Llanymynech Heritage Area is an historic former lime kiln, quarry and industrial site near the village of Llanymynech, Shropshire in the Welsh Marches. The site is adjacent to the A483 road and close to the Montgomery Canal. It is about 6 miles (10 km) south of Oswestry on the English side of the border, and about 9 miles (14 km) north of the Powys town of Welshpool.
This is a nationally significant industrial heritage area, containing one of only three remaining Hoffmann kilns in the country. It provides key insights into industrial archaeology, as it was a major centre of the lime industry until the early 20th century. It is not known when the lime industry started here, but it may date back to medieval times or possibly earlier. The first reference to the site is on a map from 1753. Evidence of early settlement locally includes a prehistoric hill fort on Llanmynech HIll, while Offa's Dyke runs close to the site on the western perimeter. The area also has a long history of industrial activity, including copper and lead mining dating back to at least the Roman period.
Prior to the opening of the Montgomery Canal (then known as the Ellesmere Canal) in 1796, limestone quarrying was undertaken on the site on a relatively small scale, although lime kilns for lime burning appear to have been within the quarry from at least 1753. In 1806 a tramway and incline was constructed to transport limestone from the quarry to a new wharf on the canal. A second tramway was constructed to the east of the site sometime between 1807–1837 and this became the main transport route, remaining in use until the closure of the quarry in 1914.
The 1863 opening of the Llanfyllin branch line, part of Cambrian Railways, had a major impact on the quarry, enabling much faster transportation of limestone and opening up new potential markets. Additional track and sidings were built along with two draw kilns – located to the west of the Hoffman kiln.
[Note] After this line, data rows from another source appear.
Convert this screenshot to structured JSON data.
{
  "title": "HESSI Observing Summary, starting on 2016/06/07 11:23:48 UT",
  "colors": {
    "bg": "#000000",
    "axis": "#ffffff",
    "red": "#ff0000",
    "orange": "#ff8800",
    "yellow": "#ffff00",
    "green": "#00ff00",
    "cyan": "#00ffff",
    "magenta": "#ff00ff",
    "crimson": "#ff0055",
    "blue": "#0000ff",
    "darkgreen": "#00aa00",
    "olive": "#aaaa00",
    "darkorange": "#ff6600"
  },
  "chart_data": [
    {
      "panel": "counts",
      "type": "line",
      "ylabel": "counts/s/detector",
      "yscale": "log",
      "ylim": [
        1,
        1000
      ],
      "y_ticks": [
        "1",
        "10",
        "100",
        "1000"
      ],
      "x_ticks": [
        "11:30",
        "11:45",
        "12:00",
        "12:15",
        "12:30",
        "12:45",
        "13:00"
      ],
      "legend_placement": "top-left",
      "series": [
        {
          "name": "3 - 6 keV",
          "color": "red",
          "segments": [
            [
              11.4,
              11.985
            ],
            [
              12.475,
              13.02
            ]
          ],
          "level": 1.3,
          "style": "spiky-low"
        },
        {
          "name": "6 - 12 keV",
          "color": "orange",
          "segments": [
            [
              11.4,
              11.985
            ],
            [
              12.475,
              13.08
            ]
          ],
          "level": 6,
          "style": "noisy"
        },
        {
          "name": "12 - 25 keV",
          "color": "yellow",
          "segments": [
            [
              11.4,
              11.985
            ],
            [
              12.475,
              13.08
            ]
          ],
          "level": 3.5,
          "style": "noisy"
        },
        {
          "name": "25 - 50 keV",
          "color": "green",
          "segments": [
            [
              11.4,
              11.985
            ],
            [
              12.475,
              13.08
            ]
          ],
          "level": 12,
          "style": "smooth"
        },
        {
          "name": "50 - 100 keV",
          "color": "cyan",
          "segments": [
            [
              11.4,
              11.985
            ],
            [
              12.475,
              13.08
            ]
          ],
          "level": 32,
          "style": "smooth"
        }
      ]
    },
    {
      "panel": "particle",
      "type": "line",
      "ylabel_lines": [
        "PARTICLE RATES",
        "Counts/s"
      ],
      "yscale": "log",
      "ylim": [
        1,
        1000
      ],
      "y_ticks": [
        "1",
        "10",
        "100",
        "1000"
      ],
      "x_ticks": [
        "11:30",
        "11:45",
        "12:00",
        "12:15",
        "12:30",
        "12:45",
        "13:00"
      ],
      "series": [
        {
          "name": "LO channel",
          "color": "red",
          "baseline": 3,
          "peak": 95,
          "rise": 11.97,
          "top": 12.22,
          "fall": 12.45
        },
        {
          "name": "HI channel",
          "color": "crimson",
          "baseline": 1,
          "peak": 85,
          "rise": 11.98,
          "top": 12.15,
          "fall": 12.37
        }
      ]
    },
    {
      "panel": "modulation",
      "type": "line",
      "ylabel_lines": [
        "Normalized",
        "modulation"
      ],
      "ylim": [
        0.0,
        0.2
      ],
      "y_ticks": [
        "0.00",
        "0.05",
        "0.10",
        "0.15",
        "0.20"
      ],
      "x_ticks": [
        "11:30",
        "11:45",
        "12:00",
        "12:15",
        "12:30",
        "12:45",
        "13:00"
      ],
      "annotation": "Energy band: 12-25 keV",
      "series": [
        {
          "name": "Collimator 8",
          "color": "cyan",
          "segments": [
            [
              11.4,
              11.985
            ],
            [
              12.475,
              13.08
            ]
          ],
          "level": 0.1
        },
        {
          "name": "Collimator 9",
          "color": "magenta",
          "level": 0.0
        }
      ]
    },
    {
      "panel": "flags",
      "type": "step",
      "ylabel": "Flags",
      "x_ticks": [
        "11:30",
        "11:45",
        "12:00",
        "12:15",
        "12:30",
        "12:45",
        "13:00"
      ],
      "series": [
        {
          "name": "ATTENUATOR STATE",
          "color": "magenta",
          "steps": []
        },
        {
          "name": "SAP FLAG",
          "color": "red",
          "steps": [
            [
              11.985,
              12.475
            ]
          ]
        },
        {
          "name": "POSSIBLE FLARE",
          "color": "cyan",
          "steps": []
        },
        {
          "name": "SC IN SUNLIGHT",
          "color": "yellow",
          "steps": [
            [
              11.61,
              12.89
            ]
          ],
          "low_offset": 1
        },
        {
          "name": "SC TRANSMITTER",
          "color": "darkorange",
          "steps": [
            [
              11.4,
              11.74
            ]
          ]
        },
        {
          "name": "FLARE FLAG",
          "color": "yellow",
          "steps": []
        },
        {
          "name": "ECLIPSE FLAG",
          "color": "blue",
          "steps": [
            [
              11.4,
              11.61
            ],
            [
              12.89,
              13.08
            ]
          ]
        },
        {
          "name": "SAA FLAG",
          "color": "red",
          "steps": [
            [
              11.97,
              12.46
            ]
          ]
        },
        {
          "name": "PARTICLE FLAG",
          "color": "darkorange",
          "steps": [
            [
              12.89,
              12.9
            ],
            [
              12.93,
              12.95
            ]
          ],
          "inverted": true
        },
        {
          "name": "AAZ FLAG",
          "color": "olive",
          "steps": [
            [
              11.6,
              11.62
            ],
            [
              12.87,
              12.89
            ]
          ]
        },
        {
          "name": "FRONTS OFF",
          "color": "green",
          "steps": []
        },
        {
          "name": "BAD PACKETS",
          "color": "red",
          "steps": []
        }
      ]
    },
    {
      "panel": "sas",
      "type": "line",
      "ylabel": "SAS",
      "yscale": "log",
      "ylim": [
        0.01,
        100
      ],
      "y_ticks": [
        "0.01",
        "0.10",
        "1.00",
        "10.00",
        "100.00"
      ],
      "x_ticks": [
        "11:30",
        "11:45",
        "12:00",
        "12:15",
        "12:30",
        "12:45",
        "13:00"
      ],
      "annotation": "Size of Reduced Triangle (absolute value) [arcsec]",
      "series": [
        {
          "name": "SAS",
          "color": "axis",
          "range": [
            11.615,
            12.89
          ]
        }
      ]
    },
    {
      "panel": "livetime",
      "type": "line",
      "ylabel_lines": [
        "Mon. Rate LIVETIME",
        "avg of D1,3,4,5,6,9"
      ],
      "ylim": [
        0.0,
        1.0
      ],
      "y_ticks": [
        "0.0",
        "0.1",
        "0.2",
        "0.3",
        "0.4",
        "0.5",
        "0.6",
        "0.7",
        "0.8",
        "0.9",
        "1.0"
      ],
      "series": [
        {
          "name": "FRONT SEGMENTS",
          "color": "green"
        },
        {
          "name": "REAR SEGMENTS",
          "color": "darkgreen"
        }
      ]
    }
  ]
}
Designed for continuous operation and built after 1874, these two kilns were abandoned by 1900.
The Hoffman kiln was the last major development on the site and is believed to have been built around 1900, along with additional tramways and rail track. The kiln, which is exceptionally well preserved, measures around 44.8 × 17.5 metres (147 × 57 ft) and has two tunnel vaults entered through 14 round-headed arches. The chimney, a local landmark, stands on a plinth and is around 42.5 metres (139 ft) high.
A restoration project ran from 2006–2009, with funding from both the Heritage Lottery Fund and English Heritage. Additional financial support also came from the Aggregates Levy Sustainability Fund and project partners, with the aim to conserve the site for visitors and educational purposes.
As part of the project, an archaeological investigation was carried out. Its main aim was to gather information about key features of the site – particularly the location of former tramways, ground surfaces and turntable track-beds.
A local community project also received funding from the Heritage Lottery Fund, highlighting the importance of the area through initiatives including:Commissioning a sculpture, information boards, signage and leaflets
Providing picnic benches and seating
Volunteer research visit, wharf clearance, tours and opening of the canalside stable block.
Creating a website and producing a social history archive.
Some artefacts discovered at the site in recent years are on display at Oswestry Town Museum. These range from tools and a quarryman's boot to a tramway sleeper, couplings and a pulley wheel.
This area contains a variety of short or long walks with routes leading passed lime kilns, woodland, canals, old railways, and grazed pastures. Along these routes are various information panels and sculptures to inform you about the area, some of these pathways are rough and so suitable footwear is recommended.